--- Supplied data ---

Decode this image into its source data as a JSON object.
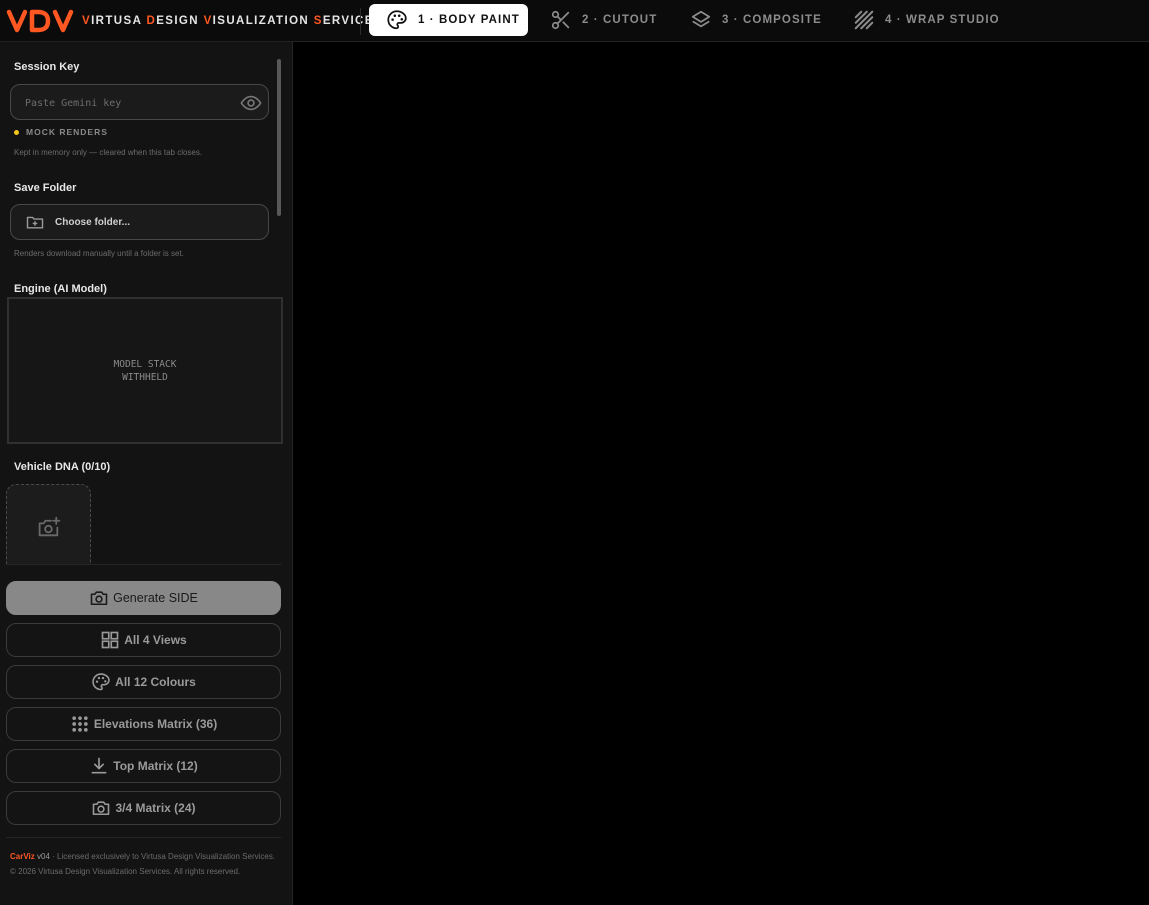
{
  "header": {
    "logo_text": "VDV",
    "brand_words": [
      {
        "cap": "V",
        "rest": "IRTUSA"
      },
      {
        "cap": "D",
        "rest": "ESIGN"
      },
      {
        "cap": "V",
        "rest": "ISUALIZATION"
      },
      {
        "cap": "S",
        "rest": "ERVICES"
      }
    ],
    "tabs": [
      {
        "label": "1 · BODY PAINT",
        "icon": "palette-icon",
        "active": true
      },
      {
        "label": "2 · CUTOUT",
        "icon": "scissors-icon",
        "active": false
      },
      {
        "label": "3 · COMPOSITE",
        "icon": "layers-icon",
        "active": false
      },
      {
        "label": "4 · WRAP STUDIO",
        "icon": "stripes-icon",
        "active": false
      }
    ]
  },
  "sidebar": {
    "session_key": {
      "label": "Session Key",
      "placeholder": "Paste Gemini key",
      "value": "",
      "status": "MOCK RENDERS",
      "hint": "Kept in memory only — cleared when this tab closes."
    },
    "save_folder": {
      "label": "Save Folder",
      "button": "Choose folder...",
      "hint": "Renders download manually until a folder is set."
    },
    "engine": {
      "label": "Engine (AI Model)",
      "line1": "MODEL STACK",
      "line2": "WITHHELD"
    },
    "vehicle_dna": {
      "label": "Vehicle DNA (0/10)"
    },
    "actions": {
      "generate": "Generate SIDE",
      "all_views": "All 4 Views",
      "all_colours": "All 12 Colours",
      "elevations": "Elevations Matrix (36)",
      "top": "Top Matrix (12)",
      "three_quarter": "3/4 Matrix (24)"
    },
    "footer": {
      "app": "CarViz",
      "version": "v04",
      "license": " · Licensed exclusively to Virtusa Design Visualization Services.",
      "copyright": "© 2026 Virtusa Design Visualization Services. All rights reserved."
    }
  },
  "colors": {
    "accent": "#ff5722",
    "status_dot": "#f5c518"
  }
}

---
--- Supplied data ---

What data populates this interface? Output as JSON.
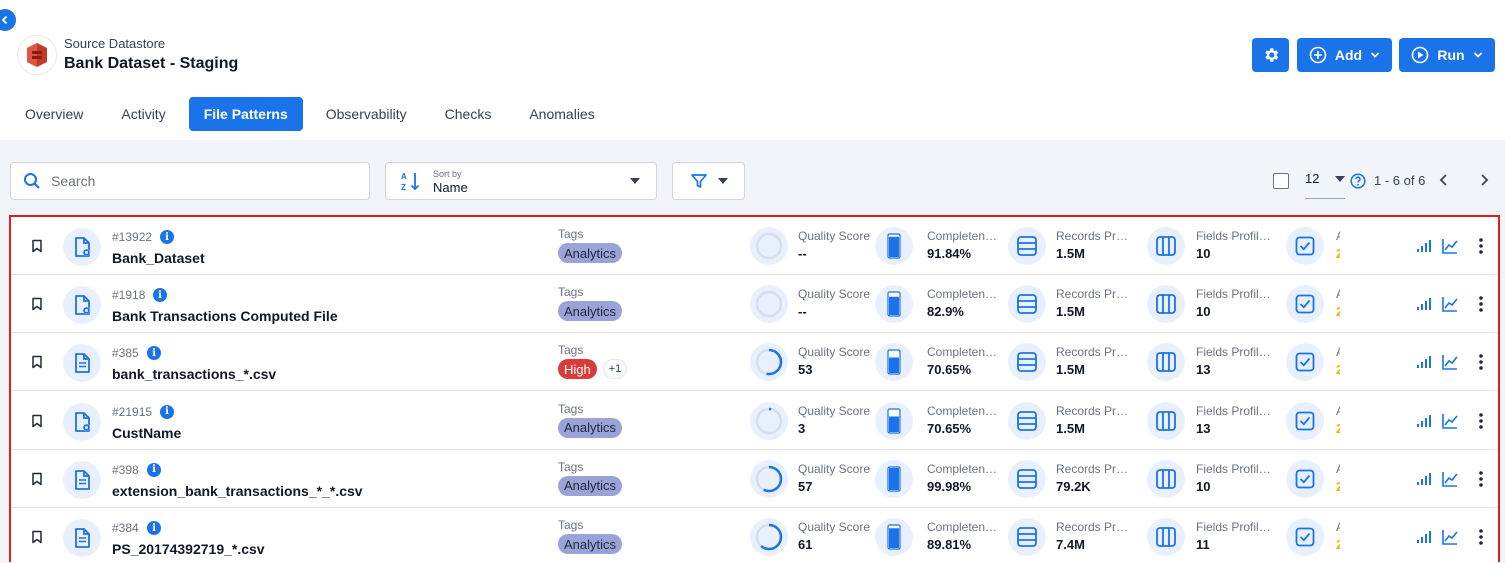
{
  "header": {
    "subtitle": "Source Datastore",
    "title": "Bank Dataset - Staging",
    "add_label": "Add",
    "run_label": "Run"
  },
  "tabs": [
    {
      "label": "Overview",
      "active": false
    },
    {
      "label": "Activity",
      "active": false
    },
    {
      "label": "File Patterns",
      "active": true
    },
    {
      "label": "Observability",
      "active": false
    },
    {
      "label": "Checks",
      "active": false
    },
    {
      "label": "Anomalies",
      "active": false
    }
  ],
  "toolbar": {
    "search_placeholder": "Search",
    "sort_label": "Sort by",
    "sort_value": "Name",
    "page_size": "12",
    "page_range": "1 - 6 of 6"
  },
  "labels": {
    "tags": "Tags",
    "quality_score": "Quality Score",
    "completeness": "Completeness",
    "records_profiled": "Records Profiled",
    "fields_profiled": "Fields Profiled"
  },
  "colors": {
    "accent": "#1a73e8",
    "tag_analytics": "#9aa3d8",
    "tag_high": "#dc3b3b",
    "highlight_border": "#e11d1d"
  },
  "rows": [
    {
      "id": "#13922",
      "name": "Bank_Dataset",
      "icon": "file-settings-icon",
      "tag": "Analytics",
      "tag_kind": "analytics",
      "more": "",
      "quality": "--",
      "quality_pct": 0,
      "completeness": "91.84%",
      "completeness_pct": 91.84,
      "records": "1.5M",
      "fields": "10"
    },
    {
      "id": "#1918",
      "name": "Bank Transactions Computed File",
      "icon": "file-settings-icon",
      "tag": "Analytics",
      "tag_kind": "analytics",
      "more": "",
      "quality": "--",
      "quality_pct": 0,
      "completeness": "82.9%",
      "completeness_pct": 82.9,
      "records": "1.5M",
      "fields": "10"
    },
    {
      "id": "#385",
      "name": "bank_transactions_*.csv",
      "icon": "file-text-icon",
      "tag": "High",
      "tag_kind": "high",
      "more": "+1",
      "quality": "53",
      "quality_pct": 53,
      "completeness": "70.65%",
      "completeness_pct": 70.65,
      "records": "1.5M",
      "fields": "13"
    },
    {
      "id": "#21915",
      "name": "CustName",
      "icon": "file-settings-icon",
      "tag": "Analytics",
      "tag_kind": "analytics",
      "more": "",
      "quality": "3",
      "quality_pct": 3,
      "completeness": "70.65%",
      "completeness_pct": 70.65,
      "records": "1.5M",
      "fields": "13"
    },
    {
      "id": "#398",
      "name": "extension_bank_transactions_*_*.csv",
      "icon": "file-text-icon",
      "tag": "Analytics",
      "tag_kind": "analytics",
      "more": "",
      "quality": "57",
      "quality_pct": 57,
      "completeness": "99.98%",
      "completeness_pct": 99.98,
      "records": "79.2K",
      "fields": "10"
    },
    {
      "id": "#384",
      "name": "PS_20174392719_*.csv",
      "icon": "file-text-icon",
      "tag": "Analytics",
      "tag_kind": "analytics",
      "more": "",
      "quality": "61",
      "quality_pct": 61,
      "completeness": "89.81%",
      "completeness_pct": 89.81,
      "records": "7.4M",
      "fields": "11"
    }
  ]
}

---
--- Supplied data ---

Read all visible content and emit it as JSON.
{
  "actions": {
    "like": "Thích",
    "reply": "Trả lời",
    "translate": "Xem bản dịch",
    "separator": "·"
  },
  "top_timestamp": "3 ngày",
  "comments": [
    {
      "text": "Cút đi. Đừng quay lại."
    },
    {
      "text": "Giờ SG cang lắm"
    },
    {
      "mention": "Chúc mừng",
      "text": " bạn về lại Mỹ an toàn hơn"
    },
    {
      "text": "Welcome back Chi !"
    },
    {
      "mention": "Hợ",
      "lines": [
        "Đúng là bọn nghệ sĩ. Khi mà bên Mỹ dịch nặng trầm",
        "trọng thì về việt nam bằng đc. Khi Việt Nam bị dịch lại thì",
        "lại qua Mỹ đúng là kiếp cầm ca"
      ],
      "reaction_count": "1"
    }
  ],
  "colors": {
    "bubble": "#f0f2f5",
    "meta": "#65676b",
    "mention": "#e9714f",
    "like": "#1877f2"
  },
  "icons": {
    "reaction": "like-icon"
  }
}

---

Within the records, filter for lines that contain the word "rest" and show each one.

- Output of the task
        "rest": "IRTUSA"
        "rest": "ESIGN"
        "rest": "ISUALIZATION"
        "rest": "ERVICES"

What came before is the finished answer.